(Dataset rows describing interfaces)
*****

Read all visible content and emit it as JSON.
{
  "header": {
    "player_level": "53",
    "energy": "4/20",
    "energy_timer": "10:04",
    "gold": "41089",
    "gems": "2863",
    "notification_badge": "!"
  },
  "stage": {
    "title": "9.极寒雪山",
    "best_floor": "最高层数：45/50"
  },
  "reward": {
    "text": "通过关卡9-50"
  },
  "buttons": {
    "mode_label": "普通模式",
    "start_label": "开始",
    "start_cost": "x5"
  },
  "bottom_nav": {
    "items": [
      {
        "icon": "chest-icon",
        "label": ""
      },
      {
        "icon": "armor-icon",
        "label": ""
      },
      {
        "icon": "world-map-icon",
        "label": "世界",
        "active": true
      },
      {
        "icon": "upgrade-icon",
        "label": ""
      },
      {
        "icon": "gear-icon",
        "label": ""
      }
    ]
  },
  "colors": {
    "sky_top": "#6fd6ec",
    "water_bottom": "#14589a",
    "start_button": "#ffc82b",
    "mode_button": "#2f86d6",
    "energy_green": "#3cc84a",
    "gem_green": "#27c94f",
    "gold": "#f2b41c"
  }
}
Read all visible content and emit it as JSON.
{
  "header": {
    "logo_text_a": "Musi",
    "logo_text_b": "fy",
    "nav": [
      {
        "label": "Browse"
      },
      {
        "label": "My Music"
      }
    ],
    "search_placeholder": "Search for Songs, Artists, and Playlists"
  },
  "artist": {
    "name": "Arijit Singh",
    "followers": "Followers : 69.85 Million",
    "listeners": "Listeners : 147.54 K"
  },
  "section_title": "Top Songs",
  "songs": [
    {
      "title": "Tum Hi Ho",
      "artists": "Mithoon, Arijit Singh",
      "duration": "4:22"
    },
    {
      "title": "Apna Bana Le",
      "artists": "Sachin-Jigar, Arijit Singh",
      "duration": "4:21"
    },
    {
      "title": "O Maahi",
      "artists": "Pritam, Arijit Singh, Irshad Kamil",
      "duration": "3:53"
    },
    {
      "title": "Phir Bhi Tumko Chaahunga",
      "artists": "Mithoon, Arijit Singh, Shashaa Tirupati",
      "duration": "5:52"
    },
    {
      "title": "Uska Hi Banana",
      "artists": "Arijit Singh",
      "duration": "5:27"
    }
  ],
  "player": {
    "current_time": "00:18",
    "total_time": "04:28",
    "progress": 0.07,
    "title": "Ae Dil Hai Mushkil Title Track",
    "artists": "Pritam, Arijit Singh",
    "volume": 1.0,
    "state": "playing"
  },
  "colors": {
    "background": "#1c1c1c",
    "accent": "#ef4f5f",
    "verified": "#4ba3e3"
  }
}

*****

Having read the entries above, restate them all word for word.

Read all visible content and emit it as JSON.
{
  "header": {
    "player_level": "53",
    "energy": "4/20",
    "energy_timer": "10:04",
    "gold": "41089",
    "gems": "2863",
    "notification_badge": "!"
  },
  "stage": {
    "title": "9.极寒雪山",
    "best_floor": "最高层数：45/50"
  },
  "reward": {
    "text": "通过关卡9-50"
  },
  "buttons": {
    "mode_label": "普通模式",
    "start_label": "开始",
    "start_cost": "x5"
  },
  "bottom_nav": {
    "items": [
      {
        "icon": "chest-icon",
        "label": ""
      },
      {
        "icon": "armor-icon",
        "label": ""
      },
      {
        "icon": "world-map-icon",
        "label": "世界",
        "active": true
      },
      {
        "icon": "upgrade-icon",
        "label": ""
      },
      {
        "icon": "gear-icon",
        "label": ""
      }
    ]
  },
  "colors": {
    "sky_top": "#6fd6ec",
    "water_bottom": "#14589a",
    "start_button": "#ffc82b",
    "mode_button": "#2f86d6",
    "energy_green": "#3cc84a",
    "gem_green": "#27c94f",
    "gold": "#f2b41c"
  }
}
Read all visible content and emit it as JSON.
{
  "header": {
    "logo_text_a": "Musi",
    "logo_text_b": "fy",
    "nav": [
      {
        "label": "Browse"
      },
      {
        "label": "My Music"
      }
    ],
    "search_placeholder": "Search for Songs, Artists, and Playlists"
  },
  "artist": {
    "name": "Arijit Singh",
    "followers": "Followers : 69.85 Million",
    "listeners": "Listeners : 147.54 K"
  },
  "section_title": "Top Songs",
  "songs": [
    {
      "title": "Tum Hi Ho",
      "artists": "Mithoon, Arijit Singh",
      "duration": "4:22"
    },
    {
      "title": "Apna Bana Le",
      "artists": "Sachin-Jigar, Arijit Singh",
      "duration": "4:21"
    },
    {
      "title": "O Maahi",
      "artists": "Pritam, Arijit Singh, Irshad Kamil",
      "duration": "3:53"
    },
    {
      "title": "Phir Bhi Tumko Chaahunga",
      "artists": "Mithoon, Arijit Singh, Shashaa Tirupati",
      "duration": "5:52"
    },
    {
      "title": "Uska Hi Banana",
      "artists": "Arijit Singh",
      "duration": "5:27"
    }
  ],
  "player": {
    "current_time": "00:18",
    "total_time": "04:28",
    "progress": 0.07,
    "title": "Ae Dil Hai Mushkil Title Track",
    "artists": "Pritam, Arijit Singh",
    "volume": 1.0,
    "state": "playing"
  },
  "colors": {
    "background": "#1c1c1c",
    "accent": "#ef4f5f",
    "verified": "#4ba3e3"
  }
}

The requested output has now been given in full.